The 2020 Tokyo Olympics may have ended today, but the bright future for many of our athletes has just begun.

With the Philippines being the top-performing country among Southeast Asian nations this year and with its biggest medal haul yet (one gold, two silvers, and one bronze), this has proven that the Filipino athletes and talents have limitless potential and are thus always worth funding for.

A message of hope has sparked for many Filipinos who are into sports to dream big and work harder regardless of the circumstances in life and also regardless of identities. This is especially true as both Hidilyn Diaz (first Olympic gold) and Nesthy Petecio (first medal for women’s boxing) made their own “herstory” in their respective events, weightlifting and boxing, which are sports often stereotyped as masculine.

The society we live in, from one generation to another, has passed on a list of roles and beliefs that a specific gender must fulfill. For example, males are expected to be strong, rational, and athletic while females are expected to be meek, emotional, and attractive. These socially-established norms form the existing gender stereotypes we have for the attitude and identities that people should show be it in the way they dress, the way they perform at school, and also the way they do in sports, among other things. Traditionally, we were conditioned to think that females can only do sports that seem to be “less physical”.

But in reality, no sport is “less physical” because everything requires rigorous training on one’s holistic aspect. So why does gender in sports matter, anyway? The question is for you to answer as I recall a similar circumstance in my life where I was doubted because of my gender.

When I was younger, my father enrolled me in a martial arts class where I learned basic Karate and Arnis. Papa only wanted me to learn self-defense but I loved it so much that I joined the city’s Arnis team to compete for the Regional Athletic Meet when I was in elementary.

While some people supported my athletic journey, some asked me and my family questions like “’Di ba kayo natatakot, babae anak niyo tapos papayagan niyo lumaban sa hampasan?” or “Paano yan, kung ganyan ang training baka magbato-bato na katawan niyan? Sayang.”

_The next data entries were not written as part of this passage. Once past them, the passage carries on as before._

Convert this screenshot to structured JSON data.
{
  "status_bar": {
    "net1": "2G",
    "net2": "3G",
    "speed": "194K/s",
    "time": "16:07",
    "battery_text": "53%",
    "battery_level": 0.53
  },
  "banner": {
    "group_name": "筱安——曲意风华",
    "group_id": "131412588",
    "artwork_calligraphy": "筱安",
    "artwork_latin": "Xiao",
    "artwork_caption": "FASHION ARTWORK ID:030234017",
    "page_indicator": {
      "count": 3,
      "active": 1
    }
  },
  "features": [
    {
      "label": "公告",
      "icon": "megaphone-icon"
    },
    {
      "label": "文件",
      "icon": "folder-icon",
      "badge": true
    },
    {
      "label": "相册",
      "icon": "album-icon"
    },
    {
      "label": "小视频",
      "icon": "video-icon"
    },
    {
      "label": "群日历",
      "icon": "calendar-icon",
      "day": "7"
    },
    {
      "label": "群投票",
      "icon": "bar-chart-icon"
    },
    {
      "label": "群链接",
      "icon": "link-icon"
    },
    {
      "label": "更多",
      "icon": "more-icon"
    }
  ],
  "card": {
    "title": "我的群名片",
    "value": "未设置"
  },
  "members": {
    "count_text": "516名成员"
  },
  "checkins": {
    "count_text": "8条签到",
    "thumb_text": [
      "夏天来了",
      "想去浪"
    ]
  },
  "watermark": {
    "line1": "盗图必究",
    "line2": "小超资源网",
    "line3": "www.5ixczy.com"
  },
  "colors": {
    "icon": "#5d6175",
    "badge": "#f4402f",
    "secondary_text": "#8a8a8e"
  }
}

It didn’t matter to me then, but recalling those remarks now made me realize how other people try to mold us into their expectations of us. To compete in combat sports and to train rigorously, even if it would mean bearing bigger muscles and bigger built, was my choice.

The same goes for Hidilyn and Nesthy who chose to break gender norms with the sports they gave almost half their lives to. There are also the likes of Margielyn Didal, a skateboarder, and Carlos Yulo, a gymnast who defied the stereotypes by pursuing their passion.

Look at where their choices have led them to.

Gender was never a hindrance for these athletes to succeed in their fields. Being a female in a “masculine” sport or being a male in a seemingly “feminine” event, or being part of the LGBTQIA+ community should never stop one from achieving greater heights or feel less of a person.

The triumph of our athletes serves as a reminder for us Filipinos to unlearn the norms that limit our view of the world and accept the things that will make us better people. It’s time to highlight the fight for gender equality and inclusivity and to build respect towards everyone’s choices especially in terms of identity and expression.

Well, perhaps SOGIE is a good discussion for the next column but for now, let us celebrate the success of all the 19 Filipino athletes who despite issues of insufficient support, the irresponsible red-tagging saga, and personal challenges, have braved the Land of the Rising Sun to fight with all their might and give us a reason to still be proud as Filipinos.